This is the second in John McDermott’s three-part “Being Tom Brady” series. In his previous first installment, McDermott wrote about life on Brady’s infamously strict vegan diet.

To call me a skeptic would a gross understatement. Whenever I catch word of some hot new pseudoscientific diet, fitness, dating, workplace or mindfulness trend, my knee-jerk reaction is to think it’s utter bullshit, and that anyone who buys into it, either intellectually or financially, is either a shameless corporate shill or one of the weak-minded rubes they prey upon. I’m a walking eyeroll emoji. 

So it’s with a healthy dose of shame that I admit I’m a sucker for Tom Brady’s performance-enhancing pajama line. I wore the pajamas for a week, and by virtue of either the placebo effect or the latest in sleepwear technology, they worked. They gave me some of the most restful, re-energizing sleep I’ve ever had.

I am a Tom Brady pajama believer.

The Garments

Tom Brady’s entry into the lucrative men’s nightwear market came this January when he announced a partnership with Under Armour to sell his own line of branded pajamas.

Brand cheerleaders like ESPN’s Darren Rovell and Sports Illustrated’s Tim Newcomb lavished praise on the products (even though they weren’t even publicly available yet), while others insinuated it was all a sham.

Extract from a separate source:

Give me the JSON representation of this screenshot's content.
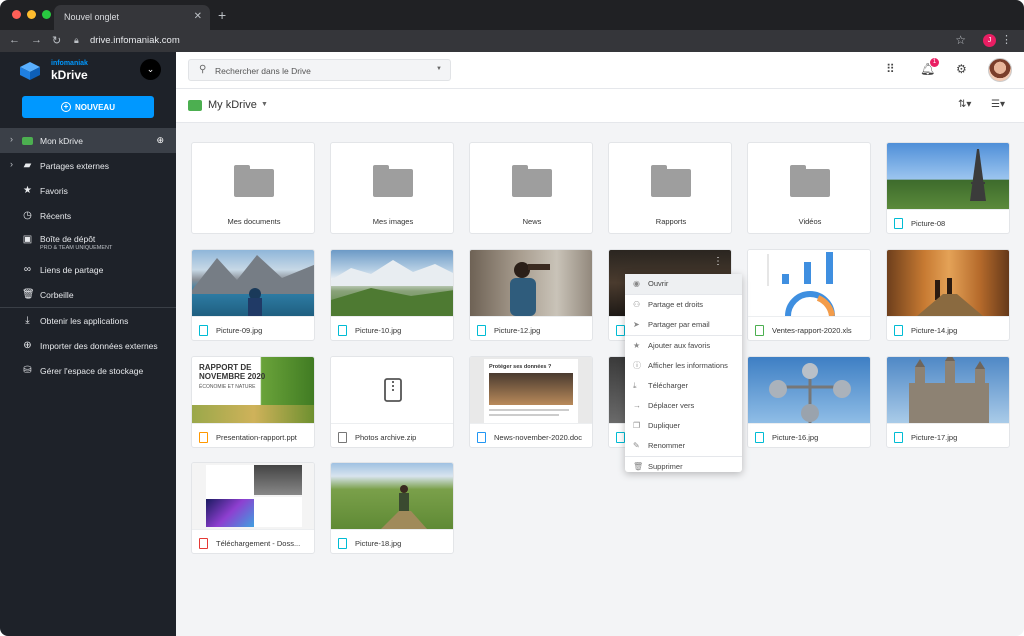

Indeed, the pajamas were just the latest in Brady’s ongoing effort to parlay his on-the-field success into a holistic wellness brand called TB12 — a multifaceted operation that includes apparel, a vegan diet plan and a specialized exercise routine that’s only taught at Brady’s personal gym in Foxborough, Massachusetts.

A set of full-length tops and bottoms costs a ridiculous $200 (supermodel cuddle-buddy not included).

But these are no ordinary pajamas, according to Brady and Under Armour. Oh, no. These are the same pajamas that help Brady defy Father Time, and continue playing at a Hall of Fame-level even though he’s damn near 40.

Woven into the the fabric are “bioceramics” that “[absorb] the body’s natural heat” while you’re sleeping and reflect it back at you in the form of “Far Infrared” energy, helping your muscles recover faster and better.

Excuse me, Tom, but you’ve got to be fucking kidding me. Your special jam-jams are going to magically heal all my aches and pains?

I just broke my forearm doing the jerk-off motion so hard.

The Science

Under Armour cites a 2012 National Institutes of Health paper that says far infrared technology has been linked to everything from improved sleep to weight loss to helping nursing mothers lactate. And infrared-emitting fabrics have “delayed the onset of fatigue, induced by muscle contractions” in some test subjects.

So maybe Brady’s Athlete Recovery Sleepwear isn’t bullshit after all.

Then again, the authors of that study were from Harvard, so we can’t rule out that their results are in service of some larger pro-Boston agenda.

(Seriously, though, why does Boston have such an outsize influence on our culture? You know how many people live in Boston? Just 650,000! Not even a million! I never again want to see another movie about Tommy From Quinzee and his hardscrabble drinking buddies Sully and Mac. Good Will Hunting is enough.)

https://twitter.com/KevinfromPgh/status/823219711957762048

My Experience

I usually wear only boxer-briefs to bed, if that, so I expected full-length pajamas to feel like a straitjacket. All that fabric rubbing against my linen sheets? Too much friction!

But I was amazed to find that the Brady jammies were comfortable. Like, unbelievably so. They were simultaneously gentle and cozy—almost like silk pajamas, but with less of a “I’m a horny old man” vibe to them. I found myself putting them on long before I even slipped into bed. I wish I were wearing them right now.

My first night’s sleep was wondrous and uninterrupted. Normally, I wake up at least once in the middle of the night, but I slept straight on until morning that first night and woke up with an energy and optimism that usually doesn’t come until my second cup of coffee.

I did, however, wake up in a pool of my own sweat. This isn’t uncommon for me. I’m a heavy sweater, sometimes even when I sleep, and especially when I have a particularly intense dream. (This is my cross to bear in life, and I’ve accepted it.) My body was also covered by a thin layer of material specifically designed to redirect heat back toward my body. But a little sweat is a small price to pay to sleep as well as I did.

The rest of my nights in Brady jammies were much the same. I spent my nights drifting in a state of blissful, REM-filled wonder. The most remarkable part was that I never woke up with sore muscles or joints despite all the CrossFit I did over that span.

After a few days, my pajamas were in desperate need of a wash, so I threw them in the hamper and reverted to standard, underwear-only nighttime attire. And it was pure agony. I spent the night tossing and turning, futilely searching for a comfortable ass groove in the mattress, and walked into work the next morning bleary-eyed and disheveled.

Does this prove anything?

Absolutely not.

But it doesn’t disprove anything either. And that’s the kind of logic that passes for intellectual rigor these days.